Centennial celebrations continue in St. John’s
Wearing a black top hat and fairly old-fashioned formal attire, a man holding a scroll stood on the front steps of the Bowring Park Bungalow and offered a loud pronouncement.
© — Photo by Andrew Robinson/The Telegram
City of St. John’s town crier Chris Pickard (left) stands alongside actors Dana Parsons and Keith Power during Tuesday’s re-enactment of Bowring Park’s official opening 100 years ago. Power played His Royal Highness the Duke of Connaught, who was in St. John’s for the official opening on July 15, 1914.
“Ladies and gentlemen, it is now my pleasing duty to declare this park open, and may it ever be a source of pleasure and enjoyment to the citizens of St. John’s and Newfoundland in general,” he said, standing before a large crowd that gathered at the park Tuesday evening.
Actor Keith Power played the role of His Royal Highness the Duke of Connaught as part of a re-enactment of the official opening of the park. Tuesday marked the 100th anniversary of the park’s opening on July 15, 1914.
Local company The Bowring Brothers purchased Rae Island Farm and offered the land to the City of St. John’s in 1911 to eventually create a park. The gesture was made to honour the company’s own centennial anniversary.
Tuesday’s re-enactment of the official opening ceremony — during which the duke assisted in planting a linden tree — was organized by local theatre company Spirit of Newfoundland.

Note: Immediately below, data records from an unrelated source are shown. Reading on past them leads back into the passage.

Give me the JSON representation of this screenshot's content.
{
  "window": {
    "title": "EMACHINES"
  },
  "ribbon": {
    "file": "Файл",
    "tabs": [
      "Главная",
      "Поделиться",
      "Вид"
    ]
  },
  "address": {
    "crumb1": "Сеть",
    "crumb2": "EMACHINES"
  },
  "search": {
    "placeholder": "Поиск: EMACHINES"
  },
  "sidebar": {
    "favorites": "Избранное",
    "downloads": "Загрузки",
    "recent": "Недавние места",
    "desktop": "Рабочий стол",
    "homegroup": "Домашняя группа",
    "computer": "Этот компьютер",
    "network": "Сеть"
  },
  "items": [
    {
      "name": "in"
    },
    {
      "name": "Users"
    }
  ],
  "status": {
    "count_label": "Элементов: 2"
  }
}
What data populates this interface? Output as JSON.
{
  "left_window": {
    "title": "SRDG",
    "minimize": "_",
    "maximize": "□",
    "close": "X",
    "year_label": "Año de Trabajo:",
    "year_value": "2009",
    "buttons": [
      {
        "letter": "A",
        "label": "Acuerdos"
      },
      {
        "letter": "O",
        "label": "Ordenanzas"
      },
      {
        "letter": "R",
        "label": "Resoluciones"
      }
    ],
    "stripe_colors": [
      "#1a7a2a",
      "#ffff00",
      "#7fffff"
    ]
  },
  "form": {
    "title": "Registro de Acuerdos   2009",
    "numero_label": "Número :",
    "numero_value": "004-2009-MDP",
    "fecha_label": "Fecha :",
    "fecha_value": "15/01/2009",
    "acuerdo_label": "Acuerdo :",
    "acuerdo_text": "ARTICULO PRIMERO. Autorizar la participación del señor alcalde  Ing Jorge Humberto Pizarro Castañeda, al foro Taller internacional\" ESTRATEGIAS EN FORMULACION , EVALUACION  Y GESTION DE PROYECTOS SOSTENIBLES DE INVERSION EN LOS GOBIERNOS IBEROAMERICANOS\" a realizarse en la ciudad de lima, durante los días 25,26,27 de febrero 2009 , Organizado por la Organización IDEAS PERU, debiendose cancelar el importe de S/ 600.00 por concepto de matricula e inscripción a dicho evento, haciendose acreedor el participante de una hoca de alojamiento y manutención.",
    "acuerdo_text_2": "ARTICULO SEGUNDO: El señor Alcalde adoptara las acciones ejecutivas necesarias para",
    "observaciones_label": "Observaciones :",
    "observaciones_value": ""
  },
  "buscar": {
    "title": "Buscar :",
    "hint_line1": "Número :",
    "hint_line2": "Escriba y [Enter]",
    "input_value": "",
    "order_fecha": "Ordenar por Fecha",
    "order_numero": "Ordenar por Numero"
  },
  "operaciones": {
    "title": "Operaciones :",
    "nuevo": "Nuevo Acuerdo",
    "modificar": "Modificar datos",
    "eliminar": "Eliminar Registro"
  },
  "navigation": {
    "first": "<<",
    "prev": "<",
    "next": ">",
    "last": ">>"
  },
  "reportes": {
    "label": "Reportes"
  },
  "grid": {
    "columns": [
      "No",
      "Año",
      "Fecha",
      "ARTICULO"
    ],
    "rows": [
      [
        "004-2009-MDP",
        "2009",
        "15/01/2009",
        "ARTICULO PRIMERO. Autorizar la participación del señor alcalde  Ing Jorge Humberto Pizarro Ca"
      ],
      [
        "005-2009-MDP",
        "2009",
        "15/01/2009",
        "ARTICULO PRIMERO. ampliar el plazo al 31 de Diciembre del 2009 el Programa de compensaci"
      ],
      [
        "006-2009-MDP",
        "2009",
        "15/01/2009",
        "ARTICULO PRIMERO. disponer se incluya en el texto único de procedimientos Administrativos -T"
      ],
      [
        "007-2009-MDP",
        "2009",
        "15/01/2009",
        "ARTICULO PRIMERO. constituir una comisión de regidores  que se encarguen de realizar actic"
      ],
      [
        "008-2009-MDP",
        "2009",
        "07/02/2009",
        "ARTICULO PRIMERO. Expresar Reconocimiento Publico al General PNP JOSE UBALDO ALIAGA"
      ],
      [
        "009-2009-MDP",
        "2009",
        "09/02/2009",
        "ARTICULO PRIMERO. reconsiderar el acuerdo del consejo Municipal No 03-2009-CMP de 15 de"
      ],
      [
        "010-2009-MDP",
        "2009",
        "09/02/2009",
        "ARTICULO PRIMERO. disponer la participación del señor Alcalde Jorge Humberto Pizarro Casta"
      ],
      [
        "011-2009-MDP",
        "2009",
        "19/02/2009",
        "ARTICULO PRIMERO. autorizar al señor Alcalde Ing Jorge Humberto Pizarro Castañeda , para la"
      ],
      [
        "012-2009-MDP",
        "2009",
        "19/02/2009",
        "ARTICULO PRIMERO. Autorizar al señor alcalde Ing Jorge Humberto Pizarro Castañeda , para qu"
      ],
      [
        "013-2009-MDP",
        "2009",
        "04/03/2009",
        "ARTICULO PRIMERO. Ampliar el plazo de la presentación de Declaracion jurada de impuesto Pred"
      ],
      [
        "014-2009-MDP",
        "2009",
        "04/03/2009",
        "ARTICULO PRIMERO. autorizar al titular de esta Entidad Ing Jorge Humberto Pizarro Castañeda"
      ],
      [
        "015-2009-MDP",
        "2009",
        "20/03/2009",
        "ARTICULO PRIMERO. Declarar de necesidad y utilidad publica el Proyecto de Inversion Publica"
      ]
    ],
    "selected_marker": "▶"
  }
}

The duke’s linden tree was one of many trees destroyed during hurricane Igor in September 2010. The city planted a new linden tree to replace it a few months later, on Arbor Day in 2011. A podium made from the downed linden tree was publicly unveiled Tuesday.
Also during Tuesday’s event, St. John’s resident Victoria LeMessurier Badcock helped Mayor Dennis O’Keefe plant a new red oak tree to mark the centennial anniversary. Badcock was three months old when the park opened and reportedly attended the original ceremony as a baby.